Today the workflow is clear. Pharmacists manage most chronic diseases and see patients for minor conditions, such as allergy flare-ups, as well. They order labs, adjust medications, and exercise full prescribing authority. Pharmacists at the medical home see patients by appointment but also keep blocks of time open during the day so that other providers can pull them into a patient consultation as needed.
Above: Fournier assists a corpsman in the Internal Medicine Clinic, part of the hospital’s medical home program—the Navy’s version of patient-centered medical homes. Below: Fournier checks a patient’s international normalized ratio during an appointment. Fournier routinely interacts with patients.
Proof in the numbers
Using that first PCMH that opened in 2009 as a test model, the Navy now has 45 medical homes, including the 10 in Pensacola, though not all medical homes have a pharmacist. If Pensacola’s medical home outcomes are any indication, this model is here to stay.
From 2011 to 2013, the proportion of diabetic patients in the medical home port with an A1C (glycosylated hemoglobin) less than 9 rose from 75% to 85%. During that same time, diabetic patients with an LDL less than 100 rose from 47% to 63%. PCMH patients are more likely to be adherent to their treatment and within the goals for management of their particular condition than patients who receive care outside the PCMH. Medical home patients under a pharmacist’s care improve most.
In an informal experiment, health care teams in the medical home port measured 238 diabetic patients’ LDL improvement over the course of a year. At baseline, about 40% of patients on all teams had an LDL less than 100. A year later, the teams that did not include a pharmacist had 48% to 52% of patients at goal. The team that included a pharmacist, who spent the year seeing patients and adjusting their medications, now had 84% of patients at goal.

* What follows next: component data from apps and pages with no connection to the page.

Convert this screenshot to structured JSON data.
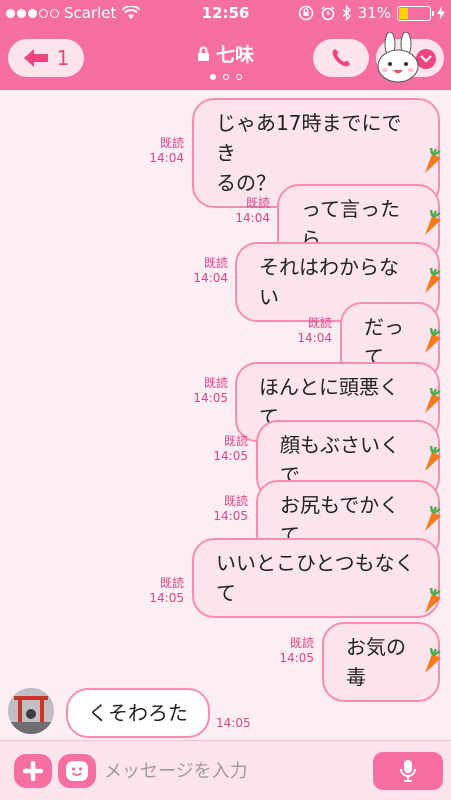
{
  "status_bar": {
    "carrier": "Scarlet",
    "time": "12:56",
    "battery": "31%",
    "battery_level": 0.31
  },
  "header": {
    "back_count": "1",
    "title": "七味",
    "page_dots": 3,
    "active_page": 0
  },
  "messages": [
    {
      "text_lines": [
        "じゃあ17時までにでき",
        "るの？"
      ],
      "read": "既読",
      "time": "14:04"
    },
    {
      "text_lines": [
        "って言ったら"
      ],
      "read": "既読",
      "time": "14:04"
    },
    {
      "text_lines": [
        "それはわからない"
      ],
      "read": "既読",
      "time": "14:04"
    },
    {
      "text_lines": [
        "だって"
      ],
      "read": "既読",
      "time": "14:04"
    },
    {
      "text_lines": [
        "ほんとに頭悪くて"
      ],
      "read": "既読",
      "time": "14:05"
    },
    {
      "text_lines": [
        "顔もぶさいくで"
      ],
      "read": "既読",
      "time": "14:05"
    },
    {
      "text_lines": [
        "お尻もでかくて"
      ],
      "read": "既読",
      "time": "14:05"
    },
    {
      "text_lines": [
        "いいとこひとつもなく",
        "て"
      ],
      "read": "既読",
      "time": "14:05"
    },
    {
      "text_lines": [
        "お気の毒"
      ],
      "read": "既読",
      "time": "14:05"
    }
  ],
  "received": {
    "text": "くそわろた",
    "time": "14:05"
  },
  "input": {
    "placeholder": "メッセージを入力"
  },
  "colors": {
    "header": "#f56fa3",
    "bubble_fill": "#fbe4ec",
    "bubble_border": "#f48fb2",
    "meta_text": "#d9468a",
    "background": "#fdeef3"
  },
  "icons": [
    "signal-dots-icon",
    "wifi-icon",
    "rotation-lock-icon",
    "alarm-icon",
    "bluetooth-icon",
    "battery-icon",
    "charging-icon",
    "back-arrow-icon",
    "lock-icon",
    "phone-icon",
    "chevron-down-icon",
    "carrot-icon",
    "plus-icon",
    "emoji-icon",
    "mic-icon"
  ]
}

“Many MTFs [military treatment facilities] actually use that data from our very unscientific study to justify putting pharmacists in their medical homes,” Fournier said.
Naval Hospital Pensacola Medical Home Port is also keeping patients out of the ED. Before the model was launched in 2009, about 72% of patients went to the ED that year. In 2013, only 33% of patients went to the ED.
The program has achieved this by seeing most patients the same day they call and without adding physicians. The variety of providers, however, doesn’t mean that patients get bumped around. Before the medical home, patients saw the same provider about 40% of the time. Now it’s about 70% to 93% of the time. Perhaps patients themselves are happiest about this. Patient satisfaction in the PCMH is more than 90%.
While clinical pharmacists in the civilian world may struggle to get physicians to let them take care of patients, Fournier has faced the challenge that waits on the other side of that barrier.
“Clinical pharmacists once begged and pleaded with doctors. ‘Let us have a broom closet and we’ll take care of our patients, and we’ll only do what you tell us to do,’” she said. “And now when the doctors come out and say, ‘Okay. You can help us. Come on,’ now like any other provider, you never know what’s coming in the door next. It’s more than scary at first.”
After almost 5 years in this model, now Fournier expects to see a patient every day whose complaints will fall outside her area of expertise. The key, she says, is to know where her expertise ends and where her teammates’ begins.
“Sometimes we’re just an avenue to get them to the right person,” she said. “But it’s kind of nice too when somebody comes in for their Coumadin management, and we end up treating a rash or giving them some cold medicine so they don’t have to come back three times.”
Get in touch with Lisa Fournier at email@example.com.